Monday, August 18, 2008

Globalization and the Olympics

Kinda neat the intermingling of nationalities on display at the olympics. Also heartening to see the mixing on the US team. Shows that the US is still capable of attracting the best talent and hopefully in integrating it. For example:

  • gymnastics, women. winner looks the all-american texas girl, but was born in moscow. 2nd place from iowa has a chinese coach
  • men's gymnastic team, us captain looks Chinese. and the team also has the first south-asian athlete i've seen outside of cricket at an international event
  • us volleyball head coach is a chinese woman
  • in swimming, less so, from what I see. except that it seems that athletes from around the world (like Zimbabwe) all trained in the US. one black swimmer.
  • the distance runner from kenya

Also, nice public diplomacy (the euphemism for propaganda) for the US. Despite the anti-immigrant sentiments that politicians bandy about.

The related amusingstat is that 70 of the competitors in ping pong are either Chinese or Chinese hua-qiao (of the Chinese diaspora)

Though probably the Brazilians play volleyball for Georgia is a bit much, if it is true that they've only spent 2 days in Georgia before hand.


hcduvall said...

You should see the US and fencing teams. They most successfully break the perceptions of race (and class) I think. I don't think Nastia Liukin looks much like a Texas girl actually, but I suppose the point is that all-american can mean anyone.

Perhaps I'm caught up in a sentimental mood watching mostly happy athletes competing, but I think public diplomacy is a far cry from propaganda. And not really relevant, or at best incidental, since these folks are chosen for their teams by competition, even if some of those rules are fudgy.

HoBs said...

agreed. i shouldn't have called it propaganda. I am also quite sentimental watching the olympics this time.

but always amused that the state department's department of public diplomacy, really is basically a department of propaganda.

hcduvall said...

I'm mildly shocked at my own sentimentality right now, of the reforming cynic sort. The most heartwarming bit was watching some of the women's gymnastics and thinking "Gosh, they actually look happy this time around."
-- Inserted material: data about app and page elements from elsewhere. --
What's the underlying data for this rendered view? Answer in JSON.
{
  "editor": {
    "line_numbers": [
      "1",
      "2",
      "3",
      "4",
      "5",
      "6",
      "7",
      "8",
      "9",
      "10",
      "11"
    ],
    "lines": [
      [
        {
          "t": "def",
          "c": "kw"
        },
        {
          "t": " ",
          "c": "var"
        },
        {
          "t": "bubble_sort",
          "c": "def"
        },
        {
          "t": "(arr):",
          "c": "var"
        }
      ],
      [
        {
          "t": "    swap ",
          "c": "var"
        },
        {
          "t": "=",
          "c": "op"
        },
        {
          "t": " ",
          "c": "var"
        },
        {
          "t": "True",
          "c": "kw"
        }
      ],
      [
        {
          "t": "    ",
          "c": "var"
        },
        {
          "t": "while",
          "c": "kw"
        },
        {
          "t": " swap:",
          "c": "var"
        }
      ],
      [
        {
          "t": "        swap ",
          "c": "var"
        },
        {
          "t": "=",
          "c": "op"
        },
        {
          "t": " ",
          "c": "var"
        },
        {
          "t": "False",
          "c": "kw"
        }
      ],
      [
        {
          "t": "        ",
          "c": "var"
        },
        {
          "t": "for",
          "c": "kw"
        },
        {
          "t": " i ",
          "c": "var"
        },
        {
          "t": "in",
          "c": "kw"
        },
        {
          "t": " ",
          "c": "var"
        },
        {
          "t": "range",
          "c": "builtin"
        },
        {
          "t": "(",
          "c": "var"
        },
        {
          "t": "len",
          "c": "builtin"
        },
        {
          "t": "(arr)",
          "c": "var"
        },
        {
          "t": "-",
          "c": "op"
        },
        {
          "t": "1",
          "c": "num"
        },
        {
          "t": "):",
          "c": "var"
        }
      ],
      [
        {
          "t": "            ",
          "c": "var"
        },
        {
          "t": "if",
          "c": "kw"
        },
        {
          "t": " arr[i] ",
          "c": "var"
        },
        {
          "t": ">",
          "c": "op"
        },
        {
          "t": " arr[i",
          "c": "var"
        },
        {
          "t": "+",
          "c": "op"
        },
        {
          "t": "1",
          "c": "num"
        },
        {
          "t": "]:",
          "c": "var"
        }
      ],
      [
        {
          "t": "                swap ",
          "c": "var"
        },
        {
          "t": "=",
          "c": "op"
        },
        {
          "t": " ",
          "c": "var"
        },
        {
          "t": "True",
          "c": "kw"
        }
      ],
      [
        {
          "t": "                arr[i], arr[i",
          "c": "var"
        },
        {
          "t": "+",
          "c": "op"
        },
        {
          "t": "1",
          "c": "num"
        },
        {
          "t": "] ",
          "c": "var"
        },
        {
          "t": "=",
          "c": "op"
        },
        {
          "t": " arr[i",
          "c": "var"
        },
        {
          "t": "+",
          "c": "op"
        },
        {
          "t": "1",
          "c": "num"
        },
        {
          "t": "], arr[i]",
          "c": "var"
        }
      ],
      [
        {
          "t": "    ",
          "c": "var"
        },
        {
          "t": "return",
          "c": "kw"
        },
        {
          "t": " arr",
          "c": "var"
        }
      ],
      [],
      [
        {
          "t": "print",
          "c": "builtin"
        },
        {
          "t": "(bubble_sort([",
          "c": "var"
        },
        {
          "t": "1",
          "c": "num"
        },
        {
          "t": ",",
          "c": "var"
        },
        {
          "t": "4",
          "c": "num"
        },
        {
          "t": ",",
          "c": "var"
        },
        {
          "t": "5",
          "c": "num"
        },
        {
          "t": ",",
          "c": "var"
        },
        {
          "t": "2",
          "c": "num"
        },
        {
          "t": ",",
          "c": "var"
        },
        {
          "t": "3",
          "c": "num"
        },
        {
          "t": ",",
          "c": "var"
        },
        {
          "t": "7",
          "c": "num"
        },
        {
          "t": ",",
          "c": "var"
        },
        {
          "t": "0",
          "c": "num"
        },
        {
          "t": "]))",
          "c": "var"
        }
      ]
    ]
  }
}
You weren't too far off actually, if you included the Chinese athletic program. Everyone I know cheered uniformly for whoever was competing, (well, we pulled for the US, but in an admiring way for all the athletes) for what that's worth, but I wonder about the Chinese propaganda calculus that promotes getting a gold so highly that it creates stories like the one "Now she gets to see her parents for the first time in 8 years" sort. I think it's a little sad that for their goals, they made the right choice, insofar as they want to retain medal count as a rubric for judging national development.